## THE TASK
Below are entries; work out how many of their lines include the string "Yerel", and reply with the number only.

Excerpts from a dataset
========================================================================
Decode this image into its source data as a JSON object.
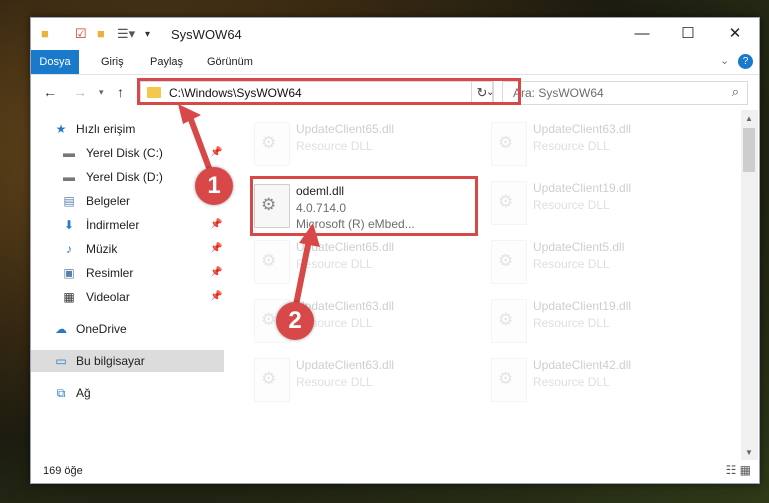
{
  "titlebar": {
    "title": "SysWOW64",
    "minimize_glyph": "—",
    "maximize_glyph": "☐",
    "close_glyph": "✕"
  },
  "ribbon": {
    "tabs": [
      "Dosya",
      "Giriş",
      "Paylaş",
      "Görünüm"
    ],
    "help_glyph": "?"
  },
  "address": {
    "path": "C:\\Windows\\SysWOW64",
    "search_placeholder": "Ara: SysWOW64"
  },
  "sidebar": {
    "items": [
      {
        "label": "Hızlı erişim",
        "icon": "star-icon",
        "glyph": "★",
        "pinned": false
      },
      {
        "label": "Yerel Disk (C:)",
        "icon": "drive-icon",
        "glyph": "▬",
        "pinned": true
      },
      {
        "label": "Yerel Disk (D:)",
        "icon": "drive-icon",
        "glyph": "▬",
        "pinned": true
      },
      {
        "label": "Belgeler",
        "icon": "documents-icon",
        "glyph": "▤",
        "pinned": true
      },
      {
        "label": "İndirmeler",
        "icon": "download-icon",
        "glyph": "⬇",
        "pinned": true
      },
      {
        "label": "Müzik",
        "icon": "music-icon",
        "glyph": "♪",
        "pinned": true
      },
      {
        "label": "Resimler",
        "icon": "pictures-icon",
        "glyph": "▣",
        "pinned": true
      },
      {
        "label": "Videolar",
        "icon": "videos-icon",
        "glyph": "▦",
        "pinned": true
      },
      {
        "label": "OneDrive",
        "icon": "cloud-icon",
        "glyph": "☁",
        "pinned": false
      },
      {
        "label": "Bu bilgisayar",
        "icon": "computer-icon",
        "glyph": "▭",
        "pinned": false
      },
      {
        "label": "Ağ",
        "icon": "network-icon",
        "glyph": "⧉",
        "pinned": false
      }
    ]
  },
  "files": {
    "highlighted": {
      "name": "odeml.dll",
      "version": "4.0.714.0",
      "description": "Microsoft (R) eMbed..."
    },
    "background": [
      {
        "name": "UpdateClient65.dll",
        "type": "Resource DLL"
      },
      {
        "name": "UpdateClient63.dll",
        "type": "Resource DLL"
      },
      {
        "name": "UpdateClient19.dll",
        "type": "Resource DLL"
      },
      {
        "name": "UpdateClient65.dll",
        "type": "Resource DLL"
      },
      {
        "name": "UpdateClient5.dll",
        "type": "Resource DLL"
      },
      {
        "name": "UpdateClient63.dll",
        "type": "Resource DLL"
      },
      {
        "name": "UpdateClient19.dll",
        "type": "Resource DLL"
      },
      {
        "name": "UpdateClient63.dll",
        "type": "Resource DLL"
      },
      {
        "name": "UpdateClient42.dll",
        "type": "Resource DLL"
      }
    ]
  },
  "status": {
    "item_count": "169 öğe"
  },
  "annotations": {
    "step1": "1",
    "step2": "2"
  },
  "colors": {
    "accent": "#1979ca",
    "highlight_red": "#d94848",
    "selected_bg": "#dcdcdc"
  }
}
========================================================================
## WORKED SOLUTION
2